It is common for a painting to be liked or wanted by several people. However, there can be only one original. The solution to this problem is to make a copy. Since artists seldom keep their original work, opting instead to sell the piece, you may wish to inform the artist sooner rather than later that you would like to make a copy. If you wait, the artist could sell the piece and your only chance of getting a copy would be to track down the buyer. Borrow the painting to create a copy.
Take the painting to a photo lab of your choice.
Inform the technician of the exact dimensions and quality you would like the copy to be. If you want an exact replica, tell the technician you want the copy to be the same size as the original and at the highest possible resolution.
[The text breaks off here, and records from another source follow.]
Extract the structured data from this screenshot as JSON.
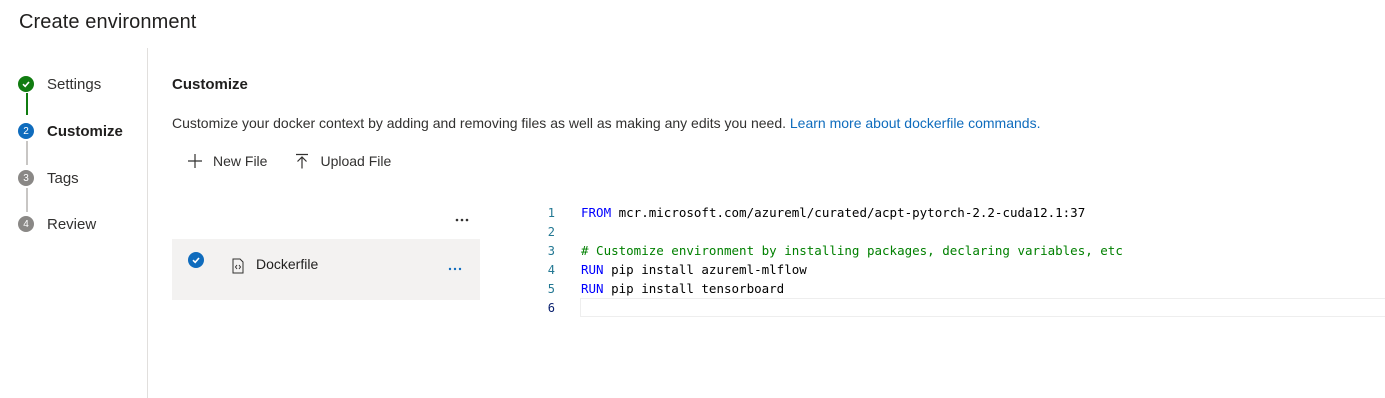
{
  "page": {
    "title": "Create environment"
  },
  "stepper": {
    "steps": [
      {
        "number": "",
        "label": "Settings",
        "state": "completed"
      },
      {
        "number": "2",
        "label": "Customize",
        "state": "active"
      },
      {
        "number": "3",
        "label": "Tags",
        "state": "pending"
      },
      {
        "number": "4",
        "label": "Review",
        "state": "pending"
      }
    ]
  },
  "main": {
    "title": "Customize",
    "description": "Customize your docker context by adding and removing files as well as making any edits you need.",
    "learn_more_link": "Learn more about dockerfile commands.",
    "toolbar": {
      "new_file_label": "New File",
      "upload_file_label": "Upload File"
    },
    "file_panel": {
      "more_label": "...",
      "files": [
        {
          "name": "Dockerfile",
          "selected": true,
          "more_label": "..."
        }
      ]
    }
  },
  "editor": {
    "lines": [
      {
        "number": "1",
        "keyword": "FROM",
        "rest": " mcr.microsoft.com/azureml/curated/acpt-pytorch-2.2-cuda12.1:37",
        "comment": ""
      },
      {
        "number": "2",
        "keyword": "",
        "rest": "",
        "comment": ""
      },
      {
        "number": "3",
        "keyword": "",
        "rest": "",
        "comment": "# Customize environment by installing packages, declaring variables, etc"
      },
      {
        "number": "4",
        "keyword": "RUN",
        "rest": " pip install azureml-mlflow",
        "comment": ""
      },
      {
        "number": "5",
        "keyword": "RUN",
        "rest": " pip install tensorboard",
        "comment": ""
      },
      {
        "number": "6",
        "keyword": "",
        "rest": "",
        "comment": ""
      }
    ],
    "current_line": "6"
  },
  "colors": {
    "accent": "#0f6cbd",
    "success": "#107c10",
    "keyword": "#0000ff",
    "comment": "#008000"
  }
}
Many photo labs can print copies onto the same type of canvases that artists use.
Check that the printed copy is adequate when you return to the lab to pick it up. Be sure to ask for a CD or DVD with the scanned image files of the painting. This will allow you to print future copies if you want more or if anything happens to the one you just had printed.
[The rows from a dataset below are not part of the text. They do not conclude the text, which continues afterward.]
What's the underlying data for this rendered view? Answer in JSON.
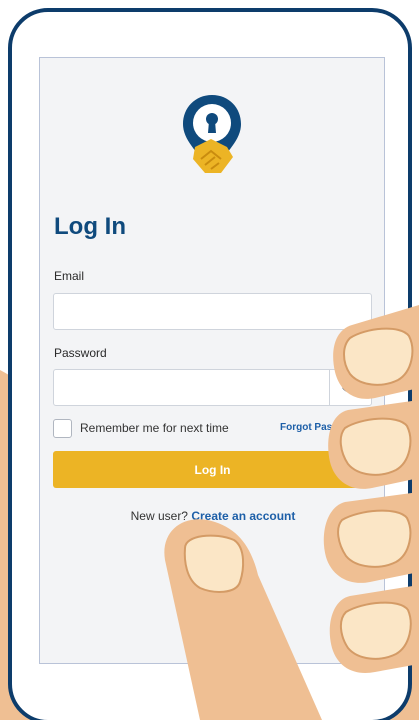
{
  "colors": {
    "frame": "#0d3c6b",
    "title": "#0f4a7d",
    "accent_button": "#ecb425",
    "link": "#1d5fa8",
    "skin": "#efbf93",
    "nail": "#fbe6c6"
  },
  "logo": {
    "icon": "keyhole-handshake-pin-icon"
  },
  "login": {
    "title": "Log In",
    "email_label": "Email",
    "email_value": "",
    "password_label": "Password",
    "password_value": "",
    "show_password_icon": "eye-icon",
    "remember_label": "Remember me for next time",
    "forgot_label": "Forgot Pas",
    "submit_label": "Log In",
    "new_user_text": "New user?",
    "create_account_label": "Create an account"
  }
}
- Some people attempt to make copies of a painting at home using a scanner. However, canvases are typically considerably larger than the scan surface of home scanners. A photo lab's professional process ensures complete, high-resolution duplication of the entire painting.
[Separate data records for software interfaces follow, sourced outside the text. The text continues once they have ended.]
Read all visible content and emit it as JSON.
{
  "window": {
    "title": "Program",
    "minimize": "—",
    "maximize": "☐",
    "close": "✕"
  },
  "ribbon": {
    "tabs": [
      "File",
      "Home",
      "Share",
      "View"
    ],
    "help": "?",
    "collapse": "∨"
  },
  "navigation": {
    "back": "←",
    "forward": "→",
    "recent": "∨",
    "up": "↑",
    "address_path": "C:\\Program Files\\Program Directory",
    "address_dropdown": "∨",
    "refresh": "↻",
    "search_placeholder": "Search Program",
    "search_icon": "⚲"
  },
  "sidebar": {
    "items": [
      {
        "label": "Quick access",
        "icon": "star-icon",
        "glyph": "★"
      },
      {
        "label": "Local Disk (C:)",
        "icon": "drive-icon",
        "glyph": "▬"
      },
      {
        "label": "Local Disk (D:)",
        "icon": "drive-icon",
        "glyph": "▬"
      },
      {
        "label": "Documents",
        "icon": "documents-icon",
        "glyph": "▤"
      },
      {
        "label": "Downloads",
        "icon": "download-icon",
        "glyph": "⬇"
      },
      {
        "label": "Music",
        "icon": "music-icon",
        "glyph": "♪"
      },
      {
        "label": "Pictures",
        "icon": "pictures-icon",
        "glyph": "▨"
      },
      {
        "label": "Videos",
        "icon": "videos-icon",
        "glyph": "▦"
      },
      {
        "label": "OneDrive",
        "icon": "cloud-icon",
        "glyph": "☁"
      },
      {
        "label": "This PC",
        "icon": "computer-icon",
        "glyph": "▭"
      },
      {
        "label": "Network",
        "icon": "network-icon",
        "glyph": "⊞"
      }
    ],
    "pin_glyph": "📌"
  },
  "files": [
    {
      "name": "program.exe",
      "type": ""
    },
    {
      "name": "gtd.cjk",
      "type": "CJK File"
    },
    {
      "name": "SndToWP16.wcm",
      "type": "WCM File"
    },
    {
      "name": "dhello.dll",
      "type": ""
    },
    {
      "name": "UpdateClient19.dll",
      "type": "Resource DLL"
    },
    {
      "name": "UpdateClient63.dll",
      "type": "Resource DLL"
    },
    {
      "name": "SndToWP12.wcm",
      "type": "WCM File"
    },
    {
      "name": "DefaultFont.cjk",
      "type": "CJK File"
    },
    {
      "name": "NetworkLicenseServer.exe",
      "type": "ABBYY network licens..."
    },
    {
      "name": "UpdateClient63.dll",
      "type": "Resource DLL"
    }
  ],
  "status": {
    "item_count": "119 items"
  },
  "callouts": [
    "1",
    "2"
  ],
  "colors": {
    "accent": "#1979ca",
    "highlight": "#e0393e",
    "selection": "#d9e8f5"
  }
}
Hosam El-Aker's digital media career began in the 1990s, when online journalism was still in its infancy. His range of work includes published pieces in the fields of technology and electronics, website development, sports and world politics. The Washington, D.C. native has worked in Web development for 10 years and earned his Bachelor of Science in journalism from West Virginia University.